§ **Problem to solve**: Search for the word "klubovi" in the entries. Each line that holds it should be copied.

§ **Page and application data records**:
=== Begin Enclosure ===
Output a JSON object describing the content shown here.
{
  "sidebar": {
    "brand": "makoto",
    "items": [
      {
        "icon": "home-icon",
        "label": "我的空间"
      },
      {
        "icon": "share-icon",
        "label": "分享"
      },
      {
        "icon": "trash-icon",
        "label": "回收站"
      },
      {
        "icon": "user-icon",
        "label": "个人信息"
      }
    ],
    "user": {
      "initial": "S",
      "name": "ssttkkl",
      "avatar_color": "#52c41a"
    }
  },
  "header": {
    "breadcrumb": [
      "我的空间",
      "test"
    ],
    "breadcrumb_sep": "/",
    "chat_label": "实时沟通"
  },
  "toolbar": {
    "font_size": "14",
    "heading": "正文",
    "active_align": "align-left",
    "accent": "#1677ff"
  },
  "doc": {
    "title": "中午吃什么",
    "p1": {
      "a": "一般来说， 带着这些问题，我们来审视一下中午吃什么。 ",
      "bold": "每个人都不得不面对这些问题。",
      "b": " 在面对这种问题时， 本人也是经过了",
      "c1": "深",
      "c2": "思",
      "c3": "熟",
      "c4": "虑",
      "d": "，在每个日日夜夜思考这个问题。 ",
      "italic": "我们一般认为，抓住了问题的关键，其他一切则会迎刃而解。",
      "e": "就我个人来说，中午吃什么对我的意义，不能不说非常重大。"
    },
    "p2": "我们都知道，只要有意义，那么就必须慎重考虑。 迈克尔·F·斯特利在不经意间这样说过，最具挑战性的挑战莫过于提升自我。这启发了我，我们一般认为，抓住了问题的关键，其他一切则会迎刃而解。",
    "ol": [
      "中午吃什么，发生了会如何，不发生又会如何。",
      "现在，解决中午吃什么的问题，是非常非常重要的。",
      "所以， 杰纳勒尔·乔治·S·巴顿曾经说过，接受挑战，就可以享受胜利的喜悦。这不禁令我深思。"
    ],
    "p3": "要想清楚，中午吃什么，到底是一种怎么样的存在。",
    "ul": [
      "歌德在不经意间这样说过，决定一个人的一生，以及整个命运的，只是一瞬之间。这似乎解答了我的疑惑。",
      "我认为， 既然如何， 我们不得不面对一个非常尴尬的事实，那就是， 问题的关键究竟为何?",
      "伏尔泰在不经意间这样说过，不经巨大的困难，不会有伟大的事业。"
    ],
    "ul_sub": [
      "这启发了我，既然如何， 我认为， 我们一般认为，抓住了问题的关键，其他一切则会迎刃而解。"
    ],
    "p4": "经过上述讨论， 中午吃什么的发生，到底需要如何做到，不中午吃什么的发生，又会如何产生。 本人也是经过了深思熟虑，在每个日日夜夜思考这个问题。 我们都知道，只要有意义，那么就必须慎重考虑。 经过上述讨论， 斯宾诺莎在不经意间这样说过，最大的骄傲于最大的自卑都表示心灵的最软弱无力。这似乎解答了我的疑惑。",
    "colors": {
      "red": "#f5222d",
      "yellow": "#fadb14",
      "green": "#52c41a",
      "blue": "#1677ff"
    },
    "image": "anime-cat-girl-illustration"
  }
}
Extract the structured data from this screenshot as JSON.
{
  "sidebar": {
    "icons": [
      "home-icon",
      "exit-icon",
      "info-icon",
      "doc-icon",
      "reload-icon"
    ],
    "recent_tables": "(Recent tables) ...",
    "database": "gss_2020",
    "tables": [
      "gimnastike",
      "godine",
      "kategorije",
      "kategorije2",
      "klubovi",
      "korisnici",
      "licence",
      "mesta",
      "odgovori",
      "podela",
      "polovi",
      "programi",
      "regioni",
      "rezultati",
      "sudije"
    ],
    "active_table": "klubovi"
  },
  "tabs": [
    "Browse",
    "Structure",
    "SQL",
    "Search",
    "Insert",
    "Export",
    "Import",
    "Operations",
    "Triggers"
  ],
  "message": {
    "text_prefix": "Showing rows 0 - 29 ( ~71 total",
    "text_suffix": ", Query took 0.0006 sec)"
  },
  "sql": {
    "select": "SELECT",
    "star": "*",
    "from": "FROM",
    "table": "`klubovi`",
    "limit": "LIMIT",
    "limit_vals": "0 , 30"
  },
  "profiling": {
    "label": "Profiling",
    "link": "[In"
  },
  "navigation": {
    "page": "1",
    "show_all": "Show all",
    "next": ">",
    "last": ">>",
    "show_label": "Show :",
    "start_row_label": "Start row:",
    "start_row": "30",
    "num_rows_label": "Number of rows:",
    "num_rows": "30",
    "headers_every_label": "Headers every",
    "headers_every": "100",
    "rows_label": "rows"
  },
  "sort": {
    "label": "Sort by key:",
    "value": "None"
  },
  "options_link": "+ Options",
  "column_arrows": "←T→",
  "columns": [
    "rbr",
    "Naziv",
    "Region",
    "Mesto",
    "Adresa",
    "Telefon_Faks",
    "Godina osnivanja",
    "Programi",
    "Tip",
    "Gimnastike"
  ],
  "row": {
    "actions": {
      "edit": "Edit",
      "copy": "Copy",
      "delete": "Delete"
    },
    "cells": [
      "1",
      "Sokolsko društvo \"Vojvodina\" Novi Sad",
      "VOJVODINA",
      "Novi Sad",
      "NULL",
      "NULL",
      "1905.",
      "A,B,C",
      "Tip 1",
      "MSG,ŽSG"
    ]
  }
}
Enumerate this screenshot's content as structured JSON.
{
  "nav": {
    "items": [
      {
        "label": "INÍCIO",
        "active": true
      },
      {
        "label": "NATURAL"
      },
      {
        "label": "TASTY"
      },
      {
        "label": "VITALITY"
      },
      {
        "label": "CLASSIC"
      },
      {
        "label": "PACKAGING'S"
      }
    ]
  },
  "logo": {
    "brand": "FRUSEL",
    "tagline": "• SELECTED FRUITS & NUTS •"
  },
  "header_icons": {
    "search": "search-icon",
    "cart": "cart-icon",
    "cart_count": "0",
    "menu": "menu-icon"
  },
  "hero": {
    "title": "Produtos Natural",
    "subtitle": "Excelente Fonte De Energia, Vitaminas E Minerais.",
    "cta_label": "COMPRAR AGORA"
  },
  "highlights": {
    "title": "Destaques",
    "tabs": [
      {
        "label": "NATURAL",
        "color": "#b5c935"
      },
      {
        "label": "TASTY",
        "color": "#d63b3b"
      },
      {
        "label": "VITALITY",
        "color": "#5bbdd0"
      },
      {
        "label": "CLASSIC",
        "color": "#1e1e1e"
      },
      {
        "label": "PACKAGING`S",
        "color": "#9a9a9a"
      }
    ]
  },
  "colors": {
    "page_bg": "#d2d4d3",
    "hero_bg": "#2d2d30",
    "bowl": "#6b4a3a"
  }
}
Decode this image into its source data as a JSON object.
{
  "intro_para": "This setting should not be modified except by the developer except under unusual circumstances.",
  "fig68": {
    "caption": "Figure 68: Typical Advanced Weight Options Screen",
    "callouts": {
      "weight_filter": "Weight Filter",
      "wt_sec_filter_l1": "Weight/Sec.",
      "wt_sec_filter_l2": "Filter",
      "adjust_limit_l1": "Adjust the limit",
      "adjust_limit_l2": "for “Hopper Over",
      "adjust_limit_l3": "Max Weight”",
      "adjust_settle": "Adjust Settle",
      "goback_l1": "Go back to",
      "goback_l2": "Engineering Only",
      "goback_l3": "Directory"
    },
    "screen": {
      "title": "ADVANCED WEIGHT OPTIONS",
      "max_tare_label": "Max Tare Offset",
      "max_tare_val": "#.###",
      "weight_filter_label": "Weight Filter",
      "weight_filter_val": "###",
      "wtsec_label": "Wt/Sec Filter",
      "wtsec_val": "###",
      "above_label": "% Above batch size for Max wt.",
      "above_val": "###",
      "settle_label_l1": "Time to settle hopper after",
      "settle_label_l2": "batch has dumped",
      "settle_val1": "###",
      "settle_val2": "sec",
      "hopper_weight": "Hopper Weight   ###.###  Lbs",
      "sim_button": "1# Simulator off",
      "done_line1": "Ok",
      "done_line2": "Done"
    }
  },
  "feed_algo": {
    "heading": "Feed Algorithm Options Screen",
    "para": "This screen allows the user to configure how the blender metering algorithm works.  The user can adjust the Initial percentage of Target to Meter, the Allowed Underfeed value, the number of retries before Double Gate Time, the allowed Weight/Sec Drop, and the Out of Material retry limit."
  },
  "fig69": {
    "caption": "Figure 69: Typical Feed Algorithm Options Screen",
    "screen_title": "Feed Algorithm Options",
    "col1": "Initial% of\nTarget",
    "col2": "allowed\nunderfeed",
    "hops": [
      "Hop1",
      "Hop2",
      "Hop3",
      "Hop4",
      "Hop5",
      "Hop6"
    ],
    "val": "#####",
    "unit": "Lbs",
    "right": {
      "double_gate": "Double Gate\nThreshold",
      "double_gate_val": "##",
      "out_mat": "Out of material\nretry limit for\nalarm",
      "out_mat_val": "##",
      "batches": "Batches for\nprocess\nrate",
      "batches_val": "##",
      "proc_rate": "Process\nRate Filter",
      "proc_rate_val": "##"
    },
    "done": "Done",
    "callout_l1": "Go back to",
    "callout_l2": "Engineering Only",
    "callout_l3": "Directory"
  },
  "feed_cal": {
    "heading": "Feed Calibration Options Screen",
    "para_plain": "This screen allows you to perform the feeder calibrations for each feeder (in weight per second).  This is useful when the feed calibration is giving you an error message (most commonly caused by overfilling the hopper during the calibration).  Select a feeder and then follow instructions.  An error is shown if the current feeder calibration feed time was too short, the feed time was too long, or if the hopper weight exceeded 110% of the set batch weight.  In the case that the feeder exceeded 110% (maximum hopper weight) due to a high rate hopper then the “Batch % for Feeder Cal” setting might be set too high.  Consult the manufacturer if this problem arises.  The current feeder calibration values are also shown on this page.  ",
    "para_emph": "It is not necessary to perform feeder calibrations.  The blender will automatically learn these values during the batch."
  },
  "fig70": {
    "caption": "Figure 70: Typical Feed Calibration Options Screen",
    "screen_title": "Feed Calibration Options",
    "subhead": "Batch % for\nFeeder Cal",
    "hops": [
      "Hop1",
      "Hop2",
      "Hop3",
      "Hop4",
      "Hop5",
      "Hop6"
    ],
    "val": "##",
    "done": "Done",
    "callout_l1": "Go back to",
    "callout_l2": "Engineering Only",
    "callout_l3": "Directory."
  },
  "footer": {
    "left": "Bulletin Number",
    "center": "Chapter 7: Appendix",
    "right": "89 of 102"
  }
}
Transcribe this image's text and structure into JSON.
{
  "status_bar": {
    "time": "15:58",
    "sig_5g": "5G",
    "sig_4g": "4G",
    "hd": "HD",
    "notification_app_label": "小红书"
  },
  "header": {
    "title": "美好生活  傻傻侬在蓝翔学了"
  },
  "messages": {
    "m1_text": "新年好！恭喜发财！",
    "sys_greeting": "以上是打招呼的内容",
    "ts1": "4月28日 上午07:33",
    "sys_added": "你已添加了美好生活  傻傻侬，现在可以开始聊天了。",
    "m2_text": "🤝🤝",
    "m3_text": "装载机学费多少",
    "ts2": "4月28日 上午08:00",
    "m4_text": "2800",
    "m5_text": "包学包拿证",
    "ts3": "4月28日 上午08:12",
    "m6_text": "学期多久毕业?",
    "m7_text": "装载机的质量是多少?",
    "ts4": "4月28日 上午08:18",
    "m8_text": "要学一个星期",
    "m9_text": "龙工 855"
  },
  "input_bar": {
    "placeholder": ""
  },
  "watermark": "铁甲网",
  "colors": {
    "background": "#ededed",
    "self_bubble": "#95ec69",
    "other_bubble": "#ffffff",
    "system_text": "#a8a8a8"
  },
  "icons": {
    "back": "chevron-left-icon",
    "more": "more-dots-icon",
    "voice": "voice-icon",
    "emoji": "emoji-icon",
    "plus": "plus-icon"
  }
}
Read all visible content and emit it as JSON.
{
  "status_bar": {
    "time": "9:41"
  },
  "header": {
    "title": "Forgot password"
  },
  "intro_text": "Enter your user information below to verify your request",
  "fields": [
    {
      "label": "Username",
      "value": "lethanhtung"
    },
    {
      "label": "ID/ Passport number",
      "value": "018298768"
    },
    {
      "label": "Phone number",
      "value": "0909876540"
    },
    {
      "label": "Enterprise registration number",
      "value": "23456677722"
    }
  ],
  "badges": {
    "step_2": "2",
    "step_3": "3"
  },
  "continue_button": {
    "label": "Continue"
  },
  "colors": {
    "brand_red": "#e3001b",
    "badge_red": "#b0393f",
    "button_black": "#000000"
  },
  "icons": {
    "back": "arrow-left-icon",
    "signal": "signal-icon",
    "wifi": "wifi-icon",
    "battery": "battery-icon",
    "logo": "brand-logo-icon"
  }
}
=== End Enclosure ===
§ **Completed exercise**:
      "klubovi",
    "active_table": "klubovi"
    "table": "`klubovi`",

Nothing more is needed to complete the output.